Saturday, December 07, 2013
Some thoughts about Shimon Peres on Pearl Harbor Day
With Pearl Harbor Day just behind us, I thought the timing might be ripe for re-posting this.
It appeared in the Jerusalem Post on June 7, 1994 - when Peres was Foreign Minister in the Rabin government:
The Holocaust According to Shimon Peres
by Steven Plaut
Recently Foreign Minister Shimon Peres expressed a "Two-Holocaust" theory of the events transpiring during World War Two. According to Peres, the Nazi Holocaust of the Jews and the American dropping of atomic bombs on Japan constituted twin Holocausts, and presumably this means they were morally parallel or equivalent to one another.
Such a comparison has by now become fashionable in certain politically-correct circles in Western countries, and it would not represent the first instance in which the thinking of the current government was motivated by a passionate desire to conform with international political fashion. But going beyond political fad, it is intriguing to attempt to reconstruct the thinking of our Foreign Minister, leading up to this remark in his "Shoah Show".
If the Holocaust of the Jews is analogous to the destruction of Hiroshima and Nagasaki in Peres' "mind," then it follows that he views the Holocaust of the Jews as an event that must have occurred in the course of an all-out conflict deliberately launched by the Jews, in which they, like the Japanese, enslaved the better part of an entire continent, pillaging and tormenting the populations while systematically murdering millions. German actions must have also been taken to prevent much greater suffering and far larger numbers of victims.
If the Nazi Holocaust of the Jews is analogous to the American bombing of Hiroshima and Nagasaki in Peres' "mind", then the former must have been a moral imperative and absolutely justifiable. The bombing of Hiroshima brought an end to the War in the Pacific without necessitating the ground invasion of Japan. In such an invasion, hundreds of thousands - perhaps millions - of Allied soldiers would have died. Millions of Japanese would also have died.

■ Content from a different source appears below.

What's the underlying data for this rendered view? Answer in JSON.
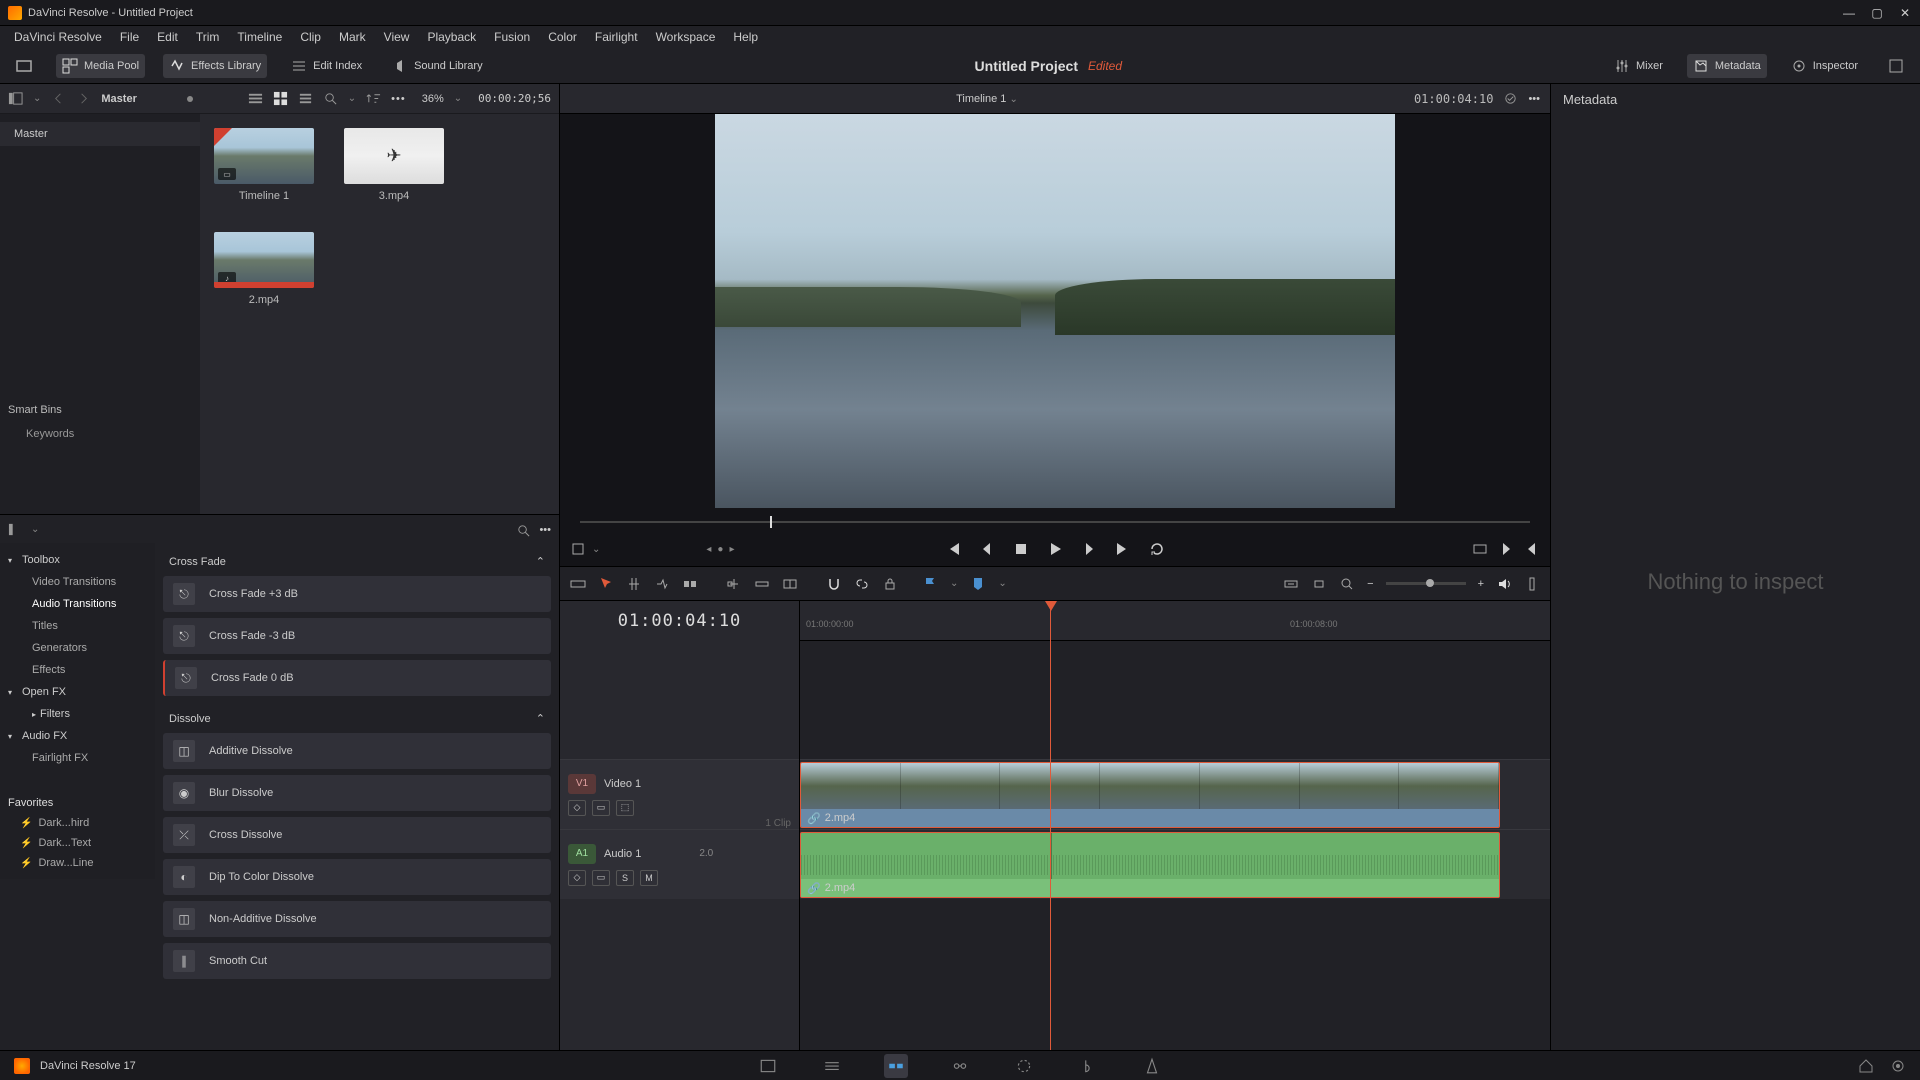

Shortly before the atomic bombings, 7,000 US soldiers were killed and 18,000 wounded taking a desolate island called Iwo Jima. Then 12,000 US soldiers were killed and 35,000 wounded taking Okinawa, making that a battle on a par with Gettysburg. On Okinawa 100,000 Japanese were killed. (Okinawa was then held by the US as a militarily-governed "occupied territory" for four decades with never a hint of an intifada. Can you guess why there was no intifada?) All this is indisputable proof of how severe the carnage would have been on the Japanese main islands from an Allied invasion and conquest.
It is estimated that 55 million people died in World War Two. If the atomic bombs shortened that war by merely a week, the carnage they wrought was one of the greatest "bargains" of human history.
The atomic bombs on Hiroshima and Nagasaki rank as one of the most moral, high-minded, humane, and unambiguously justifiable acts in the history of mankind. It is true that tens of thousands of Japanese died in Hiroshima and Nagasaki, and that many of these were also "innocents." It is also true that the number killed in both cities dwarfs in comparison with those killed by the Allies with conventional weapons in the bombings of Tokyo and Dresden, to name only the two most notorious examples in World War Two.
In Dresden alone tens of thousands of Germans were killed, doubtless many of these "innocents." If the 70-100 thousand killed in Hiroshima justify ranking that event as a "Holocaust," morally equivalent to the destruction of European Jewry in Peresian "thinking," then I suggest that Peres should have the courage of his convictions and speak out about the "Triplet-Holocausts," adding Dresden to the cohort. He would just be repeating what certain circles of Europeans have already been suggesting. Better yet, why not add the 200,000 Republican Guards of Saddam Hussein, mercilessly butchered by Allied weapons in the first Gulf War, many of whom were doubtless innocents, and raise the size of the cohort to quadruplets?
Let us have some consistency here.
What is much harder to explain is how it could be that the Number Two politician in the Israeli government could voice such a position, 50 years after the real Holocaust.